If you had direct contact with a person who is currently being quarantined for coronavirus (COVID-19) exposure IN THE LAST 14 DAYS, OR,

If you felt feverish, have difficulty breathing and had a cough in the last 24 hours, please note that you will not be given an in-person appointment.

We are prioritizing in-person examinations only to those that are suspected to be medically urgent or time sensitive and established patients who require in-person ongoing care to prevent vision loss or those who indicate that that they are having injuries or urgent eye care needs. We are rescheduling patients that have non-urgent conditions. Please call my cell phone only for true emergencies: 201-370-1142.

Steps you can take to prevent spread of flu and the common cold will also help prevent COVID-19 (coronavirus):

•Wash hands often with soap and water for at least 20 seconds.
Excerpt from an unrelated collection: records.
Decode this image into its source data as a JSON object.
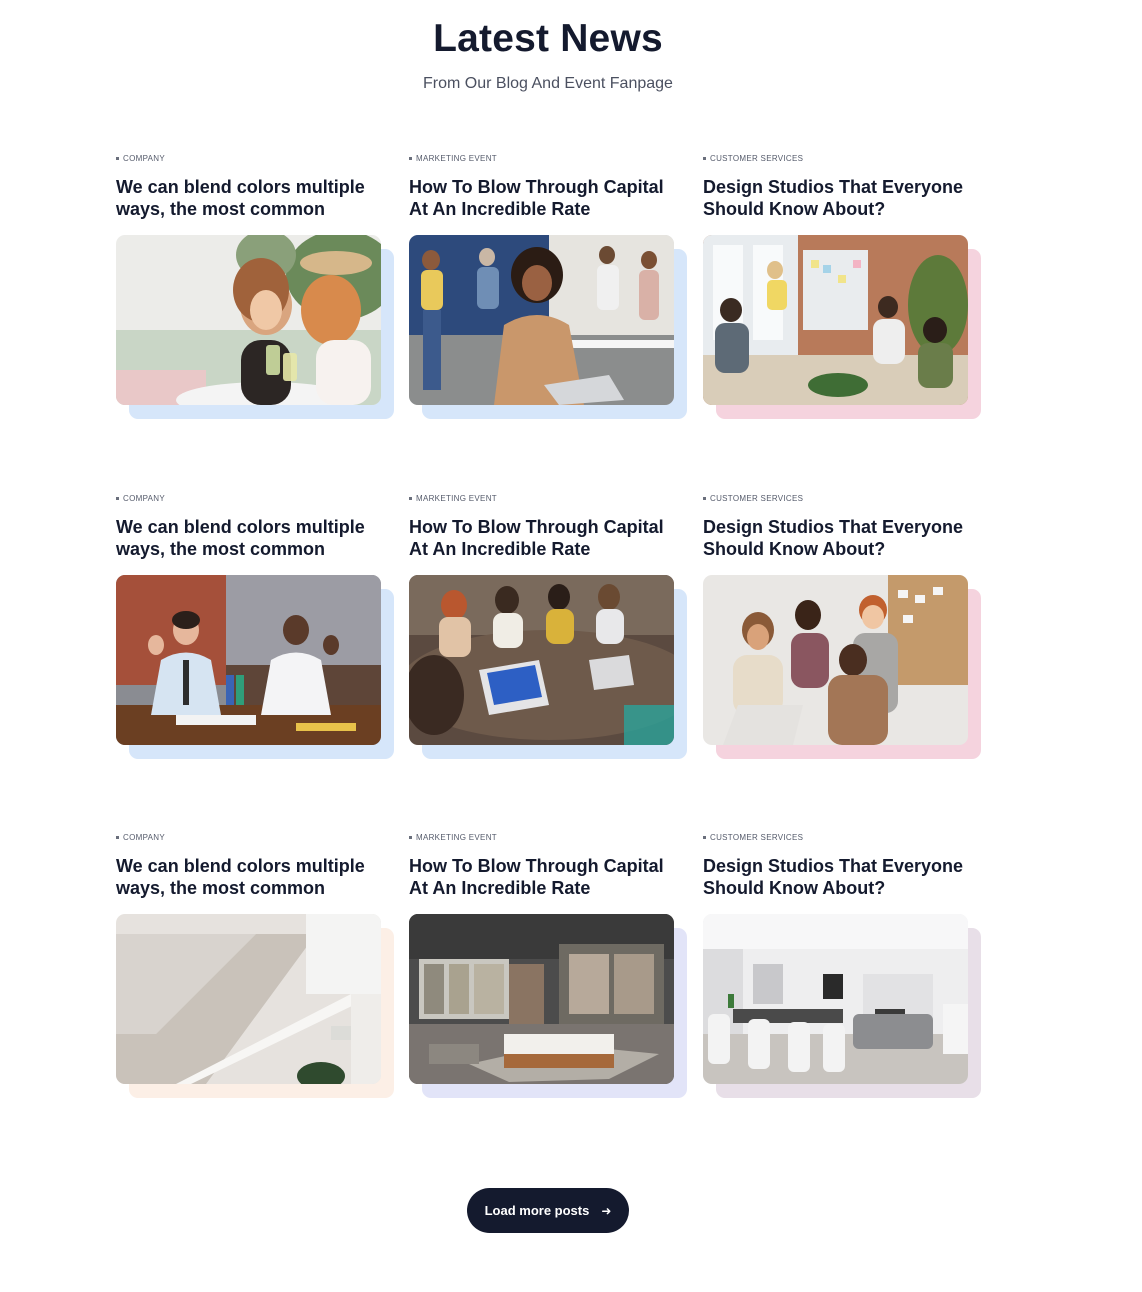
{
  "section": {
    "title": "Latest News",
    "subtitle": "From Our Blog And Event Fanpage"
  },
  "posts": [
    {
      "category": "COMPANY",
      "title": "We can blend colors multiple ways, the most common",
      "image": "two-women-laughing-photo",
      "accent": "#d6e6fa"
    },
    {
      "category": "MARKETING EVENT",
      "title": "How To Blow Through Capital At An Incredible Rate",
      "image": "woman-at-laptop-office-photo",
      "accent": "#d6e6fa"
    },
    {
      "category": "CUSTOMER SERVICES",
      "title": "Design Studios That Everyone Should Know About?",
      "image": "whiteboard-meeting-photo",
      "accent": "#f5d3de"
    },
    {
      "category": "COMPANY",
      "title": "We can blend colors multiple ways, the most common",
      "image": "two-men-celebrating-photo",
      "accent": "#d6e6fa"
    },
    {
      "category": "MARKETING EVENT",
      "title": "How To Blow Through Capital At An Incredible Rate",
      "image": "team-laptops-table-photo",
      "accent": "#d6e6fa"
    },
    {
      "category": "CUSTOMER SERVICES",
      "title": "Design Studios That Everyone Should Know About?",
      "image": "team-around-laptop-photo",
      "accent": "#f5d3de"
    },
    {
      "category": "COMPANY",
      "title": "We can blend colors multiple ways, the most common",
      "image": "white-staircase-photo",
      "accent": "#fcefe6"
    },
    {
      "category": "MARKETING EVENT",
      "title": "How To Blow Through Capital At An Incredible Rate",
      "image": "modern-bedroom-photo",
      "accent": "#e2e4f8"
    },
    {
      "category": "CUSTOMER SERVICES",
      "title": "Design Studios That Everyone Should Know About?",
      "image": "dining-living-room-photo",
      "accent": "#e8dfe8"
    }
  ],
  "load_more": {
    "label": "Load more posts",
    "icon": "arrow-right-icon"
  }
}
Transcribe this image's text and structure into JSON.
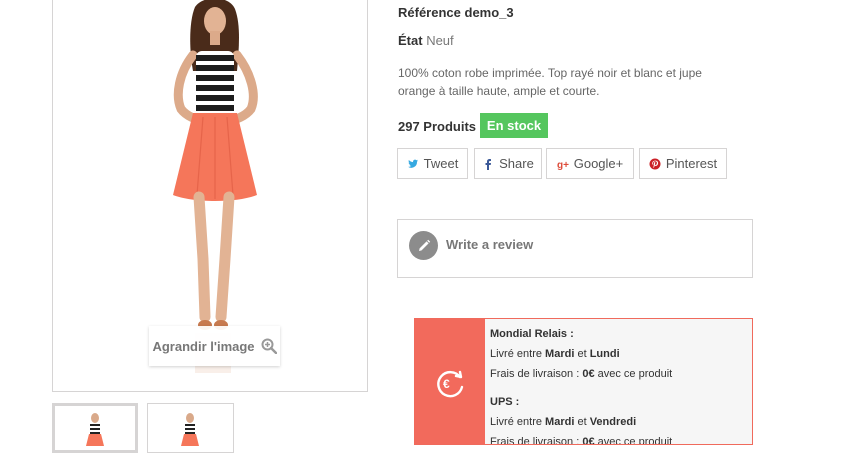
{
  "product": {
    "zoom_label": "Agrandir l'image",
    "reference_label": "Référence",
    "reference_value": "demo_3",
    "condition_label": "État",
    "condition_value": "Neuf",
    "description": "100% coton robe imprimée. Top rayé noir et blanc et jupe orange à taille haute, ample et courte.",
    "quantity_text": "297 Produits",
    "stock_badge": "En stock"
  },
  "share": {
    "tweet": "Tweet",
    "share": "Share",
    "google": "Google+",
    "pinterest": "Pinterest"
  },
  "review": {
    "label": "Write a review"
  },
  "shipping": {
    "carrier1": {
      "name": "Mondial Relais :",
      "delivery_prefix": "Livré entre",
      "day_from": "Mardi",
      "and": "et",
      "day_to": "Lundi",
      "fee_prefix": "Frais de livraison :",
      "fee_value": "0€",
      "fee_suffix": "avec ce produit"
    },
    "carrier2": {
      "name": "UPS :",
      "delivery_prefix": "Livré entre",
      "day_from": "Mardi",
      "and": "et",
      "day_to": "Vendredi",
      "fee_prefix": "Frais de livraison :",
      "fee_value": "0€",
      "fee_suffix": "avec ce produit"
    }
  },
  "colors": {
    "stock_green": "#55c65e",
    "shipping_red": "#f26a5c",
    "border": "#d6d4d4"
  }
}
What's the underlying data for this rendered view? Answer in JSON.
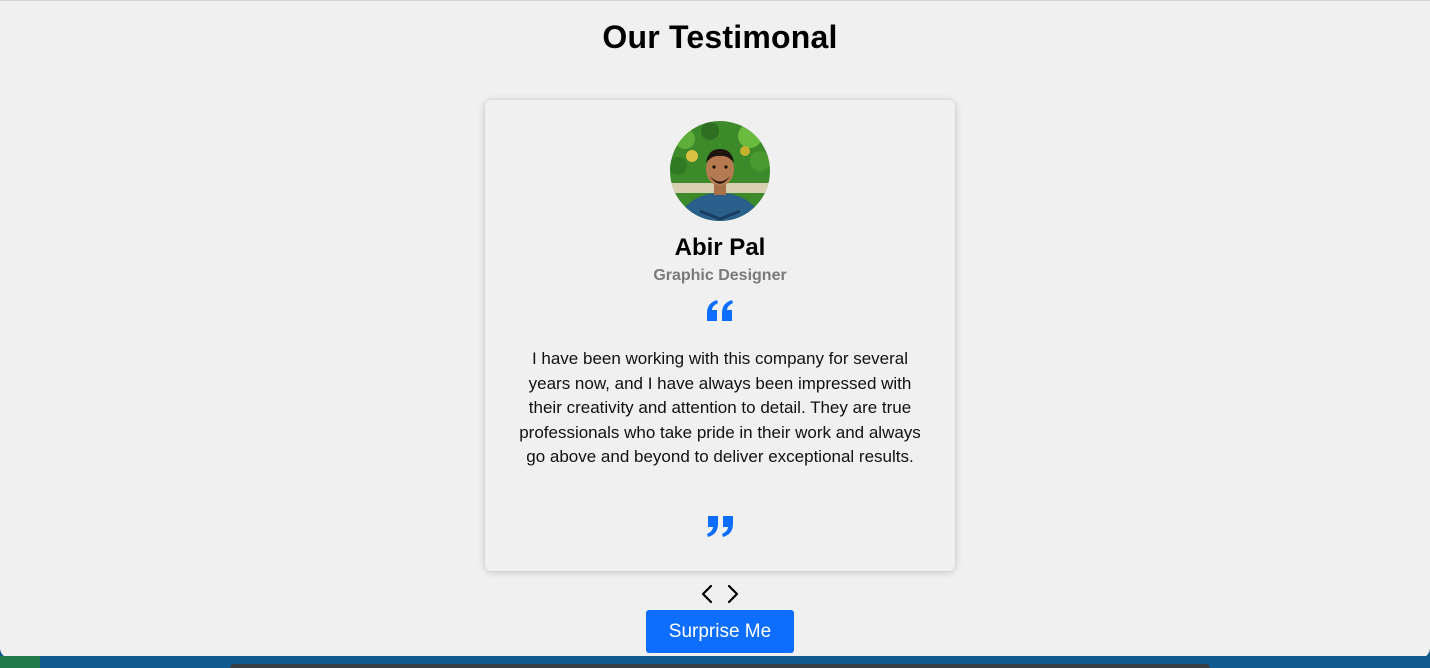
{
  "page": {
    "title": "Our Testimonal"
  },
  "testimonial": {
    "name": "Abir Pal",
    "role": "Graphic Designer",
    "text": "I have been working with this company for several years now, and I have always been impressed with their creativity and attention to detail. They are true professionals who take pride in their work and always go above and beyond to deliver exceptional results.",
    "avatar_icon": "person-photo-icon",
    "quote_open_icon": "quote-left-icon",
    "quote_close_icon": "quote-right-icon"
  },
  "navigation": {
    "prev_icon": "chevron-left-icon",
    "next_icon": "chevron-right-icon"
  },
  "actions": {
    "surprise_label": "Surprise Me"
  },
  "colors": {
    "accent": "#0d6efd",
    "background": "#f0f0f0",
    "role_text": "#7a7a7a"
  }
}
If not available, use hand sanitizer.

•Avoid touching your eyes, nose, or mouth with unwashed hands.

•Avoid contact with people who are sick.

•Cover your mouth and nose with a tissue or sleeve when coughing or sneezing.

•Avoid close contact, distance yourself and others, especially important for those who are at higher risk of getting sick to avoid contacting others.

•Strongly recommended that people remain in their homes. Must stay home if you are sick, except to get essential medical care.

•Keep hydrated. You don’t need to wear a facemask unless you are caring for someone who is sick (and they are not able to wear a facemask). Facemasks are in short supply and should be save for caregivers. If you are sick, you should wear a facemask when around other people. COVID-19 is particularly serious for the elderly and those immune suppress but can be serious for anyone.

Wishing everyone good health!